• D2 agonist;
  • DD2R;
  • Drosophila melanogaster ;
  • Parkinson's disease;
  • primary neuronal culture

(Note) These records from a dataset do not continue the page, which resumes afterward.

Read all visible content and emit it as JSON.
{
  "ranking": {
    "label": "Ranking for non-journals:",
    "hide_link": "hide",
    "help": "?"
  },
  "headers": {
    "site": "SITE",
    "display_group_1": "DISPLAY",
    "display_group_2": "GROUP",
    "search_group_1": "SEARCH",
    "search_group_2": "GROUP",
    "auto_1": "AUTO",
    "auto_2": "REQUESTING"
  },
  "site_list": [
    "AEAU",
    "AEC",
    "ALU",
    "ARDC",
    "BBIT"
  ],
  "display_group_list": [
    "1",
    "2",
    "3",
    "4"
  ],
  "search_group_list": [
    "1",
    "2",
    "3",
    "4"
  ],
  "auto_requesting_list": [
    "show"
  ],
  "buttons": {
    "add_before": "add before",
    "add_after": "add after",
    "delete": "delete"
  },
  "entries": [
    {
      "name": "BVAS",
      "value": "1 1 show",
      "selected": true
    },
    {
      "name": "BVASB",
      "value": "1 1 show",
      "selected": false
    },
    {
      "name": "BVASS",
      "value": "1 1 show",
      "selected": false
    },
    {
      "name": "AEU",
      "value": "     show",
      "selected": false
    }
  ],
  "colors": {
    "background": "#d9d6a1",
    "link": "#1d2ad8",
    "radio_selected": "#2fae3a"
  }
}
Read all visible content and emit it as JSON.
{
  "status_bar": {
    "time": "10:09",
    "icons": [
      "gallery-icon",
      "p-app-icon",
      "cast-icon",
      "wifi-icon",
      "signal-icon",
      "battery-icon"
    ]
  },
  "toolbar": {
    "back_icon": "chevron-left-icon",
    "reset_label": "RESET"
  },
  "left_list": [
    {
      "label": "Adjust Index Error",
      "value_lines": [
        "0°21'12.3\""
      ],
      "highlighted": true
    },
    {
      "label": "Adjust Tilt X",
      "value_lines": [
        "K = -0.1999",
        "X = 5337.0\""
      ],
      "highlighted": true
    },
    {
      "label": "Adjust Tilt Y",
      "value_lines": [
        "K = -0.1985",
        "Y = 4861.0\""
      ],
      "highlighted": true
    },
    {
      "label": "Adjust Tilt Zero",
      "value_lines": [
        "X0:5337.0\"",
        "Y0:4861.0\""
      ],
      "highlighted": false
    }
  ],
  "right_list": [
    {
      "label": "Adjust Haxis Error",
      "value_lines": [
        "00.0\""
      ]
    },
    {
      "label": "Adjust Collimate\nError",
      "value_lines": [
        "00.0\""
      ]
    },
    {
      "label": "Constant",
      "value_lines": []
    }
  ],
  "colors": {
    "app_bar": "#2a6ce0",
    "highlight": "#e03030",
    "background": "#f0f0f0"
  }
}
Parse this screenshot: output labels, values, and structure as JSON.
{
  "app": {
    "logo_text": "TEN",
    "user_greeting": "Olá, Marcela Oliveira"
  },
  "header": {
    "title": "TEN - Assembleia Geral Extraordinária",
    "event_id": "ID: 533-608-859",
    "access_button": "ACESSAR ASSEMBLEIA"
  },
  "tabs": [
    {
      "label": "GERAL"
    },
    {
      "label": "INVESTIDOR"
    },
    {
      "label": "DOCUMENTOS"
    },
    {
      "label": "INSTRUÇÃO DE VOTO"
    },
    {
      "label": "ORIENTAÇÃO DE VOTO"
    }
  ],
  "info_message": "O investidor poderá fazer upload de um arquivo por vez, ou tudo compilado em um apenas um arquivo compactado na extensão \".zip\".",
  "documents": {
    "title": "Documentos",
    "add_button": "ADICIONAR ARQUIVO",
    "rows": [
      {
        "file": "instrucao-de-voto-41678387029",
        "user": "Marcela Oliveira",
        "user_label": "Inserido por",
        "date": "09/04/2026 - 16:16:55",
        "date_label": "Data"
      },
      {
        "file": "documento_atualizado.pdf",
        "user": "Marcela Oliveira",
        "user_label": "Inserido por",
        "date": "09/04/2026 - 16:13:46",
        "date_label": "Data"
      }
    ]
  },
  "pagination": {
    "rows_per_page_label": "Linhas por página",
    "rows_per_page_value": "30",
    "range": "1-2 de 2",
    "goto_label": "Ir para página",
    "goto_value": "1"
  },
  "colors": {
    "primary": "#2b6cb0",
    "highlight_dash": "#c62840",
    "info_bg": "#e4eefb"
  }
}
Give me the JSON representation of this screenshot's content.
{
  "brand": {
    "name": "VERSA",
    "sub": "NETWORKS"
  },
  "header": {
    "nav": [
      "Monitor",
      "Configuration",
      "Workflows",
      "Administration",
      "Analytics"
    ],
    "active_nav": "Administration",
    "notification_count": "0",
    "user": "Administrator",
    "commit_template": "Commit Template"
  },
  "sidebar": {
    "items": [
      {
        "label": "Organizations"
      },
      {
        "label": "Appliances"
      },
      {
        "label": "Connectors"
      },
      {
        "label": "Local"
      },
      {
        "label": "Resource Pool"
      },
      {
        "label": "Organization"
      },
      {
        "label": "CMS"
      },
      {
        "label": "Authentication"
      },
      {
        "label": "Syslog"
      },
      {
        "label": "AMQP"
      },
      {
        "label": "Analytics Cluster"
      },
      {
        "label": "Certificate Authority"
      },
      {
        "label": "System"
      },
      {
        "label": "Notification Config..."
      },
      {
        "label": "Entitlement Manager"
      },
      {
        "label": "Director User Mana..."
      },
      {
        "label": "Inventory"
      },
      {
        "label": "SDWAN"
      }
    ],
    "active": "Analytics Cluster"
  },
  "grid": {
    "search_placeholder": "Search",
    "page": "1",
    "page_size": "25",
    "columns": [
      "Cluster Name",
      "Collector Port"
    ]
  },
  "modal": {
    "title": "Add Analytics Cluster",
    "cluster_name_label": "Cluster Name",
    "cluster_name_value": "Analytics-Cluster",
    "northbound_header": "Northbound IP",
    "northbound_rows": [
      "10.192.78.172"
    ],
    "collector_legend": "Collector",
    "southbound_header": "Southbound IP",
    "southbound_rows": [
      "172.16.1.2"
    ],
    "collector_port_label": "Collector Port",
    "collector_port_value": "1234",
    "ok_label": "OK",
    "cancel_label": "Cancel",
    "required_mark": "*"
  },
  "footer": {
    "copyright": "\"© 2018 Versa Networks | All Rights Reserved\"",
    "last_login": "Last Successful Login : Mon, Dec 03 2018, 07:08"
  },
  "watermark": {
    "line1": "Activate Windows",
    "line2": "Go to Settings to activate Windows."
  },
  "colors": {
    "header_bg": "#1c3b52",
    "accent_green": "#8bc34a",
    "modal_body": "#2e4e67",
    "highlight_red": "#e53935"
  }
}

Drosophila melanogaster is widely used to study genetic factors causing Parkinson's disease (PD) largely because of the use of sophisticated genetic approaches and the presence of a high conservation of gene sequence/function between Drosophila and mammals. However, in Drosophila, little has been done to study the environmental factors which cause over 90% of PD cases. We used Drosophila primary neuronal culture to study degenerative effects of a well-known PD toxin MPP+. Dopaminergic (DA) neurons were selectively degenerated by MPP+, whereas cholinergic and GABAergic neurons were not affected. This DA neuronal loss was because of post-mitotic degeneration, not by inhibition of DA neuronal differentiation. We also found that MPP+-mediated neurodegeneration was rescued by D2 agonists quinpirole and bromocriptine. This rescue was through activation of Drosophila D2 receptor DD2R, as D2 agonists failed to rescue MPP+-toxicity in neuronal cultures prepared from both a DD2R deficiency line and a transgenic line pan-neuronally expressing DD2R RNAi. Furthermore, DD2R autoreceptors in DA neurons played a critical role in the rescue. When DD2R RNAi was expressed only in DA neurons, MPP+ toxicity was not rescued by D2 agonists. Our study also showed that rescue of DA neurodegeneration by Drosophila DD2R activation was mediated through suppression of action potentials in DA neurons.